FRIDAY, Oct. 5 (HealthDay News) -- Patients with lung disease who catch a cold are more likely to develop symptoms such as a sore throat, runny nose or cough if they have been around school-aged children, according to a new study.
The findings were a surprise, the researchers noted.
"Before we conducted this study, I would have expected other factors -- perhaps the severity of underlying disease or the state of the patient's general health -- to indicate who would actually suffer symptoms from their colds," study senior author Dr. Ann Falsey, professor of medicine at the University of Rochester and an infectious disease expert at Rochester General Hospital in Rochester, N.Y., said in a university news release.

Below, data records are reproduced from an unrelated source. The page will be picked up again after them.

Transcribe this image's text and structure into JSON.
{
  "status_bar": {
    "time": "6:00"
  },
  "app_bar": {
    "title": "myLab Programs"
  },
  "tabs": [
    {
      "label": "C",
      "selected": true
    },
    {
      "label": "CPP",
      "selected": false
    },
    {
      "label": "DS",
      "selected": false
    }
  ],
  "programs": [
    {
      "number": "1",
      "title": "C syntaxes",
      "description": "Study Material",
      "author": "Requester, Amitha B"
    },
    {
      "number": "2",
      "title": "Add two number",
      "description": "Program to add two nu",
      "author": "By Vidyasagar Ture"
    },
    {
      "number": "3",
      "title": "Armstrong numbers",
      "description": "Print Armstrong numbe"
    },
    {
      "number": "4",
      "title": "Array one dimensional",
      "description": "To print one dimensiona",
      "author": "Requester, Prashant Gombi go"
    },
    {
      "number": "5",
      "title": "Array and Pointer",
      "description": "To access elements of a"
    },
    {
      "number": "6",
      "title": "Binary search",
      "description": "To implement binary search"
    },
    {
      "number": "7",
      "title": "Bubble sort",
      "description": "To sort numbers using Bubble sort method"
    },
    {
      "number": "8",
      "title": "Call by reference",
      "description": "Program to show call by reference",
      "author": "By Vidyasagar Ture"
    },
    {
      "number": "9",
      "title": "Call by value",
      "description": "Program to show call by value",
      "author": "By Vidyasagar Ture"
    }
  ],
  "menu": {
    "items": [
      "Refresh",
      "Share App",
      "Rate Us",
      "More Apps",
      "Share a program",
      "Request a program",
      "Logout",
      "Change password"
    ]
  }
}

"Instead, contact with school-aged children is the only risk factor we found, and it increases both the risk of infection and also the risk of suffering symptoms once you've caught a cold," she said.
The study was based on a databank of 1,000 samples of sputum and nasal secretions from 127 people with chronic obstructive pulmonary disease. The samples were collected from the patients at six different times over one year.
Chronic obstructive pulmonary disease is a term used to describe certain lung conditions including emphysema and chronic bronchitis.
One-third of those who became infected with a rhinovirus -- the bug that causes most colds -- had no symptoms. Further investigation showed that people who were infected and developed typical cold symptoms were about twice as likely to have had contact with school-aged children than those who were infected but did not develop symptoms.
The study was published Sept. 21 in the Journal of Clinical Virology.
Colds tend to be worse in young children, who have not had as many years to build up immunity to the large number of rhinoviruses that people repeatedly encounter throughout their lives, the release noted. Because their colds are worse, children have more severe symptoms, such as higher amounts of nasal secretions. This may explain why they're more likely to pass their colds on to other people.
"We know that kids shed more virus longer when they get a cold," Falsey said. "It may be that your chance of developing cold symptoms is related to the amount of virus you're exposed to, and if you're around small children, you're exposed to more virus. The idea makes sense, but it's speculation at this point."
"We all know that children are efficient germ-spreading vectors and we know that young children oftentimes don't have ideal hygiene habits," she said. "It's not unusual for them to accidentally sneeze in your face, for instance. If you have a grandchild who is sick, it may simply be smart to plan a visit for another day."
The American Lung Association has more about the common cold.
SOURCE: University of Rochester Medical Center, news release, Sept. 26, 2012